(Beginning of Supplied records)

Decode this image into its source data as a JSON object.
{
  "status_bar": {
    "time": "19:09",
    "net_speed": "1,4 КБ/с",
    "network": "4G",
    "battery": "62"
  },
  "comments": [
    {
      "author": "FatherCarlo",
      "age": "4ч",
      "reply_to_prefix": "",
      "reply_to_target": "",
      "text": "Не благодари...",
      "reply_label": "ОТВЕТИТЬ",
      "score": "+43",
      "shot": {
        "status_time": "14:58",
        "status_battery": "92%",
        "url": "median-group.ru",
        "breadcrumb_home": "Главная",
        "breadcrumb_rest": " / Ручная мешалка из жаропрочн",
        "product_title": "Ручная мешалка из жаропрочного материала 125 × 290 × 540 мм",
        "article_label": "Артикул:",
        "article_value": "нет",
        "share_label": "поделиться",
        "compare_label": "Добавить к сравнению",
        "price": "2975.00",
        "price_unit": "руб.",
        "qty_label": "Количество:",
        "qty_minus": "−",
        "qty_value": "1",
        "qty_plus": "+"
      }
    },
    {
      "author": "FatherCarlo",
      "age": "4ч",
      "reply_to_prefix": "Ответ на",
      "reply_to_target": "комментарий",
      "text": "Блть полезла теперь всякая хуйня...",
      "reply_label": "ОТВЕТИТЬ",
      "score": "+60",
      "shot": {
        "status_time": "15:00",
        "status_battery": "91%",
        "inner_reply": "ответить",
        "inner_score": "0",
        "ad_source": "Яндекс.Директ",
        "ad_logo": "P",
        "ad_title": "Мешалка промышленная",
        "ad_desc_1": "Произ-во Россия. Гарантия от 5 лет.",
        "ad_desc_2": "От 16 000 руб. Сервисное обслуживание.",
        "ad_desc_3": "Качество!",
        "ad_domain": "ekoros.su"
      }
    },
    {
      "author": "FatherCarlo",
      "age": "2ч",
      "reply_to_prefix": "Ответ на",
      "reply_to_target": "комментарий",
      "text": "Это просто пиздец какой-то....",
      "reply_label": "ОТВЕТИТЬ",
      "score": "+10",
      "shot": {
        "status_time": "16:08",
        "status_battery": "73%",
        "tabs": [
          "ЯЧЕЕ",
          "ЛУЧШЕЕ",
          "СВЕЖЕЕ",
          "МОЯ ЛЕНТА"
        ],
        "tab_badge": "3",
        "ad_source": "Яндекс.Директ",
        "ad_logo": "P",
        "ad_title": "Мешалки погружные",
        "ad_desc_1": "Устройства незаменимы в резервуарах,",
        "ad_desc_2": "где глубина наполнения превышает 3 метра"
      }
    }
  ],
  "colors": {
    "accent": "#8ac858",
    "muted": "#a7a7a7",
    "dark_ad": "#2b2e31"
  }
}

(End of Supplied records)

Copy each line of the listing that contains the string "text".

Answer area ::
      "text": "Не благодари...",
      "text": "Блть полезла теперь всякая хуйня...",
      "text": "Это просто пиздец какой-то....",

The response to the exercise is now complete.